This perception is based on an objective fact.

“... for interest flows to the money-capitalist, to the lender, who is the mere owner of capital, hence represents only ownership of capital before the production process and outside of it; while the profit of enterprise flows to the functioning capitalist alone, who is non-owner of the capital.” (p 344)

On this basis, it does not matter whether the capital employed was borrowed or not, because it now appears that the return to this capital is interest, and the amount of interest is determined by the average rate of interest, whereas the proportion of the gross profit, after the interest is deducted, is attributable solely to the functions of entrepreneurship.

The importance of this ideologically is clear, because, on this basis, the profit accrued by the capitalist, is no longer a consequence of the exploitation of labour by capital, but is nothing more than a remuneration of the special type of labour performed by the capitalist, whilst the interest on the capital is nothing more than the market price of capital sold as a commodity.

“The capitalist operating on his own capital, like the one operating on borrowed capital, divides the gross profit into interest due to himself as owner, as his own lender, and into profit of enterprise due to him as to an active capitalist performing his function. As concerns this division, therefore, as a qualitative one, it is immaterial whether the capitalist really has to share with another, or not. The employer of capital, even when working with his own capital, splits into two personalities — the owner of capital and the employer of capital; with reference to the categories of profit which it yields, his capital also splits into capital-property, capital outside the production process, and yielding interest of itself, and capital in the production process which yields a profit of enterprise through its function.” (p 375)

And as the surplus value divides into two, profit of enterprise and interest, at the level of the total social capital, personified by the money-capitalist and the industrial capitalist, both of these elements are determined by their own separate laws. And, as capitalist production develops, so that the mass of money-capital grows, and is increasingly monopolised in the hands of the money-capitalist, what begins as merely a quantitative division between profit of enterprise and interest becomes solidified into a qualitative difference representing the separate revenues and interests of these two class fractions.

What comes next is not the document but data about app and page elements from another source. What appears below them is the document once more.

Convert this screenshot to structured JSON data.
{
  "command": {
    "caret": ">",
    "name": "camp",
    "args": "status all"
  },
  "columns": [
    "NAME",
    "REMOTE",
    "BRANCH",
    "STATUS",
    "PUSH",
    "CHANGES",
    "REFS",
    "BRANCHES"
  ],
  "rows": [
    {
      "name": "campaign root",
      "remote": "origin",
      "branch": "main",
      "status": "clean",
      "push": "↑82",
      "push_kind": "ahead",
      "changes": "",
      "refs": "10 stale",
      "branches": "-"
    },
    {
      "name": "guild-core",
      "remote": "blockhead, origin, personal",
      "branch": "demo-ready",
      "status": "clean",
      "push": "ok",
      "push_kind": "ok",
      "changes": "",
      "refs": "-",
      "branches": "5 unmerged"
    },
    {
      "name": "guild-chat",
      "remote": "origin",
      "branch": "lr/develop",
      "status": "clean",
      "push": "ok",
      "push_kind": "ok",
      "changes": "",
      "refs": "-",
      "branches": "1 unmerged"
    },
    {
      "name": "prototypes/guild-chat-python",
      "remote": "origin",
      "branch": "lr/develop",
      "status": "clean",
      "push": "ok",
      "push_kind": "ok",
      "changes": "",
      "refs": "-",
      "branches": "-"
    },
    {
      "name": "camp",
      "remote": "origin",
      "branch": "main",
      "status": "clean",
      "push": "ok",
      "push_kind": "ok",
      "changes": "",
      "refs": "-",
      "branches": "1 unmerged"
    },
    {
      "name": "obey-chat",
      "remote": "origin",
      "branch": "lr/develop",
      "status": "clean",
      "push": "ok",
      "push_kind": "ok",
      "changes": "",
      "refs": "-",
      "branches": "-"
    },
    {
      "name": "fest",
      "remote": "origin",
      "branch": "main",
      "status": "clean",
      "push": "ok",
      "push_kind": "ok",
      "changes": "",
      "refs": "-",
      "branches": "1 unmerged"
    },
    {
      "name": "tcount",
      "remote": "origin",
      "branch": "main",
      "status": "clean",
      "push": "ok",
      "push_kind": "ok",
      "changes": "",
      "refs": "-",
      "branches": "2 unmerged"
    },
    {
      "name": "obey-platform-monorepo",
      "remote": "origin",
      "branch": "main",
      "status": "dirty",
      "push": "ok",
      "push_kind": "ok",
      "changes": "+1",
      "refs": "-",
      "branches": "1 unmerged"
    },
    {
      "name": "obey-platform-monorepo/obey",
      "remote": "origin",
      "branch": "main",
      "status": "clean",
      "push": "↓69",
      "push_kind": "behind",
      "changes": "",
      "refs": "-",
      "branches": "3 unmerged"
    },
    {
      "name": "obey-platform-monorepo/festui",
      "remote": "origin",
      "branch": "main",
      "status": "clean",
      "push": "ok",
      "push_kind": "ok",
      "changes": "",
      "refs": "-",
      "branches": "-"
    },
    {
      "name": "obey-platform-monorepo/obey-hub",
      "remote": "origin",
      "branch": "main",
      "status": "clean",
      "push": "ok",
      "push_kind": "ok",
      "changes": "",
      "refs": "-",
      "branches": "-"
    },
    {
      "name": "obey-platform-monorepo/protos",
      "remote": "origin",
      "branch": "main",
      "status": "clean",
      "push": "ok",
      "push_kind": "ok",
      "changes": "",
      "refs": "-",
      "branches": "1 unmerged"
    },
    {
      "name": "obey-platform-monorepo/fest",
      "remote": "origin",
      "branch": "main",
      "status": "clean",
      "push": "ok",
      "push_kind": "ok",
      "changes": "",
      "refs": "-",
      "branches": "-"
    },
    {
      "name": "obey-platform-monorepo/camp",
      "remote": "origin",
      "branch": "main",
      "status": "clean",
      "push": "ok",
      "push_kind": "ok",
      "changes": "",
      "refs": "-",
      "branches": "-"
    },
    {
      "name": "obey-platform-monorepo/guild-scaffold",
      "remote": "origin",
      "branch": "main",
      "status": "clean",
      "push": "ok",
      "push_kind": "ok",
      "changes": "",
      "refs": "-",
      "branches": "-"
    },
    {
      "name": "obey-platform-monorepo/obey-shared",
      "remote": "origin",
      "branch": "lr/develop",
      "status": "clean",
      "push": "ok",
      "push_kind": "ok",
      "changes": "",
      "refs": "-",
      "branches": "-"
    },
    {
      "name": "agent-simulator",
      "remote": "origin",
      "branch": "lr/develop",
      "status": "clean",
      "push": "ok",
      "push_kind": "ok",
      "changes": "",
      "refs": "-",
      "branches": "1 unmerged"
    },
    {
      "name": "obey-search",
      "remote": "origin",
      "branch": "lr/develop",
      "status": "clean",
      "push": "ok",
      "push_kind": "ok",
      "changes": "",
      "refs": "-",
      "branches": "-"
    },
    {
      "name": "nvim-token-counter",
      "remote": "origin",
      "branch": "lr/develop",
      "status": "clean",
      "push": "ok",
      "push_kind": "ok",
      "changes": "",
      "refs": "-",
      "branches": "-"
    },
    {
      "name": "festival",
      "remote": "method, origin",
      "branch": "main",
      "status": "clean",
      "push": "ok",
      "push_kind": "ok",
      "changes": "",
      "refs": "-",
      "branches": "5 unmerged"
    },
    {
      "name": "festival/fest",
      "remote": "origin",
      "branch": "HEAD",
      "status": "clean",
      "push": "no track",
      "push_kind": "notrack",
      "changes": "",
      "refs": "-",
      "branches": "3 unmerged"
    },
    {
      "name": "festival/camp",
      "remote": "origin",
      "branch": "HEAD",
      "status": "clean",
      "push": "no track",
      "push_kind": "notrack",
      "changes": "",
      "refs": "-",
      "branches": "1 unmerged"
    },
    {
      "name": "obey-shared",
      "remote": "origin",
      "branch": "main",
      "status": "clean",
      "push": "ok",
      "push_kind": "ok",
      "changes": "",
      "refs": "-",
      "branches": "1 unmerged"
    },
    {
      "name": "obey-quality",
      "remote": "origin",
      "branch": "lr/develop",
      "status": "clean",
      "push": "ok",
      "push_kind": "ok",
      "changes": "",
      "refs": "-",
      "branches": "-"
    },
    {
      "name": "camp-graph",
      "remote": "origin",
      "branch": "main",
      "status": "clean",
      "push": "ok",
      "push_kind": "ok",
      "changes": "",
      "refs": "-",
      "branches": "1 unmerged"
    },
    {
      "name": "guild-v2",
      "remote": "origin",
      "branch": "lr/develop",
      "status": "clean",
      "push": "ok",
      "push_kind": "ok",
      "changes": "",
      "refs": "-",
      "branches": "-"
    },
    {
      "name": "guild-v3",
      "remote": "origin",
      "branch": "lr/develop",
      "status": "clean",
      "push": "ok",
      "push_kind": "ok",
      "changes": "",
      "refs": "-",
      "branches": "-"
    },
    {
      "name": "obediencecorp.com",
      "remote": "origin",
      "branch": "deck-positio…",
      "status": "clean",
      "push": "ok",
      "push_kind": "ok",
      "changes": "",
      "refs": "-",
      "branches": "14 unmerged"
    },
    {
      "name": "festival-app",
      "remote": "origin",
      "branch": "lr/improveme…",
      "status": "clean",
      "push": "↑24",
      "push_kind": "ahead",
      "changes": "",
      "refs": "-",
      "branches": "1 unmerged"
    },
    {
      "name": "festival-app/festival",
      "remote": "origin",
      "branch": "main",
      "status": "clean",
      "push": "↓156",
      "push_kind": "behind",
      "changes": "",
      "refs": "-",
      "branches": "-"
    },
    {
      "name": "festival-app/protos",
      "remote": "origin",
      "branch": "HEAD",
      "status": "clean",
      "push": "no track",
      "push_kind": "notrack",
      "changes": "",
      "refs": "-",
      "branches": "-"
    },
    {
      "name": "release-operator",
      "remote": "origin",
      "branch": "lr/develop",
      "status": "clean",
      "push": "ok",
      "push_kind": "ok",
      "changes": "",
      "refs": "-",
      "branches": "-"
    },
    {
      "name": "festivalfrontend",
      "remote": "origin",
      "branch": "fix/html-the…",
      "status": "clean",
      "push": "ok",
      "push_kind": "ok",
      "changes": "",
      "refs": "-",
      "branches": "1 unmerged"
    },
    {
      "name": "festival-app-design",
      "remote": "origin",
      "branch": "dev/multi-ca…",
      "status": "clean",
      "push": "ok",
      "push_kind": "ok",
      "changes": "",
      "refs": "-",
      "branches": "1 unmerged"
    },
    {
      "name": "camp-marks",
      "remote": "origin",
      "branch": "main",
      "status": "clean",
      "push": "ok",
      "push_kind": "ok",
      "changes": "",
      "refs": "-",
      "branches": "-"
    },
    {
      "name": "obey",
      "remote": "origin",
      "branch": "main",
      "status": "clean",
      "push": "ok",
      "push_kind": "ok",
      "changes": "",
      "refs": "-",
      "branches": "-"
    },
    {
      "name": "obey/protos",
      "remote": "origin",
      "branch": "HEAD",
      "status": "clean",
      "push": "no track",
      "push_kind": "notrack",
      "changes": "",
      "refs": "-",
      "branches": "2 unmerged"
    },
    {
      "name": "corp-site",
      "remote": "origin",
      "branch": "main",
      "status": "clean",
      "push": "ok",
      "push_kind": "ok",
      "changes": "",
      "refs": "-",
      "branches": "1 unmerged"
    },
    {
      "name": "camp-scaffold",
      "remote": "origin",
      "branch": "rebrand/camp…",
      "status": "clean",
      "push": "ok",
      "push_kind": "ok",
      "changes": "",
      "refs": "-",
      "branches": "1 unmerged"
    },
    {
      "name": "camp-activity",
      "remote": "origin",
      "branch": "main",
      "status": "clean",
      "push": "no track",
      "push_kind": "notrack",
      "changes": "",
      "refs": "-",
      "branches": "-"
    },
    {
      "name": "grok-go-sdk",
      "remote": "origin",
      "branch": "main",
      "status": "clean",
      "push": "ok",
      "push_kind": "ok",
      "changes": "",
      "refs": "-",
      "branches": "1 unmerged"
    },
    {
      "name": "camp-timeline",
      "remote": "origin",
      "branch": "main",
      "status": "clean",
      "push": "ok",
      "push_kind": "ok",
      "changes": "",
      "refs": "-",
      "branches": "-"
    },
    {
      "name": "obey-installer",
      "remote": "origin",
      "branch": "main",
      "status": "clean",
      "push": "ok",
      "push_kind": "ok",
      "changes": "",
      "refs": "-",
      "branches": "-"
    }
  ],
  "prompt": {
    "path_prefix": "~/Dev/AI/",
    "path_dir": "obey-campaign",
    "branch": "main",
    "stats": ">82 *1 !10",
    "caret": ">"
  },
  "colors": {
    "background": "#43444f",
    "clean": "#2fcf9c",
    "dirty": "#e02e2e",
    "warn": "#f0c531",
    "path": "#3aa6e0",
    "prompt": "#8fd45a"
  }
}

“Interest, therefore, becomes firmly established in a way that it no longer appears as a division of gross profit of indifference to production, which occurs occasionally when the industrial capitalist happens to operate with someone else's capital. His profit splits into interest and profit of enterprise even when he operates on his own capital. A merely quantitative division thus turns into a qualitative one. It occurs regardless of the fortuitous circumstance whether the industrial capitalist is, or is not, the owner of his capital. It is not only a matter of different quotas of profit assigned to different persons, but two different categories of profit which are differently related to the capital, hence related to different aspects of the capital.” (p 375-6)

No comments: